Last year Peony 'Keiko'™ 愛幕 (Adored) was a Southern Peony Best Performer for 2015 Peony 'Keiko' (Adored) Best Performer - Week 4. I would be remiss to mention that it was a Best Performer again this year in my garden, and not just a Best Performer, but THE best performing plant in my garden for 2016. This one intersectional peony plant had 77 buds on it, and Every. Single. Bud. Opened. Not one of the buds was blasted. The blooms were not affected by the late frost we had. The blooms were not affected by disease or bugs or anything. There were 77 blooms on this plant. Last year there were 35. Every year, this plant just keeps getting bigger and better and the number of blooms just keeps increasing! I can't wait to see what it does next spring. The flowers open a rich, gorgeous medium pink and slowly fade to a lighter medium pink. If you haven't bought one of these peony plants for yourself yet, you need to find one, and buy it, and plant it - this fall! Peony 'Keiko'™ 愛幕 (Adored) aka Peony 'Pink Double Dandy' is one peony plant your garden should not be without!

Peony 'Keiko'™ 愛幕 (Adored) aka Peony 'Pink Double Dandy'

Sunday, September 11, 2016

2016 Thank You Card for Southern Tree Peony Seeds

I wanted to share with all of you the Thank You card I sent to my reader in Georgia for the Southern tree peony seeds he sent me. I feel so grateful for this outlet, and the feeling of community and support you all have given me. I am also grateful that I have the opportunity and privilege to spread the love of peonies far and wide into areas that people may not think of as good places to grow peonies - much hotter climates like the Southern United States. I am also grateful for all of my peony friends and the camaraderie we've shared. The blooms on this Southern Peony Thank You Card are all from my Southern Peony garden. You too can grow this beauty right in your own back yard! This thank you card is for all of you, all of my readers that share this peony journey with me. Thank you so much!  - Adriana

Southern Peony Thank You Card

Monday, September 5, 2016

2016 Planting Red Tree Peony Seeds from Georgia

Well, we finally got a break in the dry weather. We've had two rain storms in the past week, and we were sorely in need. We actually did a get the outer edge of Hurricane Hermine that brought us some of this rain, and I am very thankful. So now things in my garden seem like they are happy again instead of pouting and wilted. Now that summer is starting to fade and we are starting to get some cooler temperatures, I took some time this Labor Day to plant out the Red Tree Peony Seeds from SP Reader in GA I received a couple weeks ago. If your garden has started to cool down and moisten up a bit, then now would be a good time to plant peony seeds in your area too. If you don't have any peony seeds, and you'd like to plant some, you should definitely check out the APS Seed Sale. It is only for APS Members, but if you are this interested in peonies and you're not an APS Member yet, you should definitely sign up!

Red Tree Peony Seeds and Sign

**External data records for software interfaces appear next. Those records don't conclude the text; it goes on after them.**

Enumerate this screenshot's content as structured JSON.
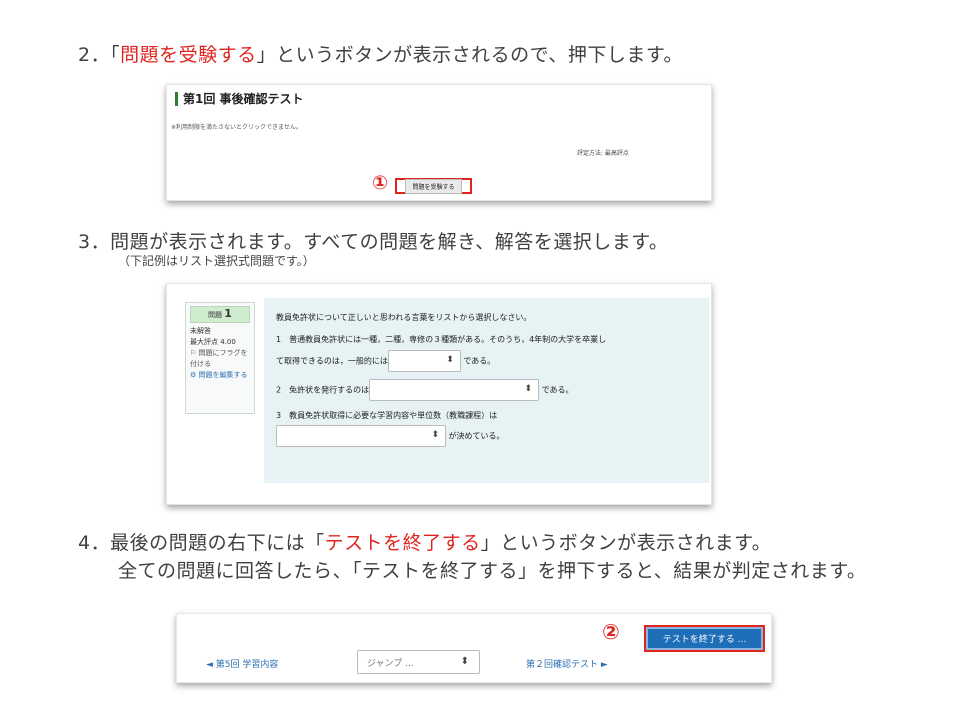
{
  "step2": {
    "prefix": "2．「",
    "highlight": "問題を受験する",
    "suffix": "」というボタンが表示されるので、押下します。"
  },
  "screen1": {
    "title": "第1回 事後確認テスト",
    "note": "※利用制限を満たさないとクリックできません。",
    "grading": "評定方法: 最高評点",
    "marker": "①",
    "button_label": "問題を受験する"
  },
  "step3": {
    "text": "3．問題が表示されます。すべての問題を解き、解答を選択します。",
    "sub": "（下記例はリスト選択式問題です。）"
  },
  "screen2": {
    "question_label": "問題",
    "question_number": "1",
    "status": "未解答",
    "max_score": "最大評点 4.00",
    "flag_label": "問題にフラグを付ける",
    "edit_label": "問題を編集する",
    "prompt": "教員免許状について正しいと思われる言葉をリストから選択しなさい。",
    "line1a": "1　普通教員免許状には一種，二種，専修の３種類がある。そのうち，4年制の大学を卒業し",
    "line1b": "て取得できるのは，一般的には",
    "line1c": "である。",
    "line2a": "2　免許状を発行するのは",
    "line2b": "である。",
    "line3a": "3　教員免許状取得に必要な学習内容や単位数（教職課程）は",
    "line3b": "が決めている。"
  },
  "step4": {
    "line1_prefix": "4．最後の問題の右下には「",
    "line1_highlight": "テストを終了する",
    "line1_suffix": "」というボタンが表示されます。",
    "line2": "全ての問題に回答したら、「テストを終了する」を押下すると、結果が判定されます。"
  },
  "screen3": {
    "marker": "②",
    "finish_label": "テストを終了する ...",
    "prev_link": "◄ 第5回 学習内容",
    "jump_placeholder": "ジャンプ ...",
    "next_link": "第２回確認テスト ►"
  },
  "colors": {
    "highlight": "#e0251f",
    "button_blue": "#1f6fb8",
    "question_bg": "#e6f2f3"
  }
}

I planted these red tree peony seeds in my fledgling tree peony garden. There is still some space here to plant in some nice soil. So I decided to go ahead and plant out these seeds there. To plant the seeds I just got some garden gloves on to prevent dirt from getting under my finger nails. Since I didn't want to cultivate the entire area, I just made some seed holes for the peonies using my thumb. The soil wasn't too hard to work with, and I was able to make a nice divot in the ground for each seed. Then I placed one seed in each hole, covered them with soil, and tamped it down. I can't wait to see what these seedlings may bring. It will take years to know if any of these seedlings will be garden worthy plants, but hopefully it will be worth the wait!

Planting Holes for Red Tree Peony Seeds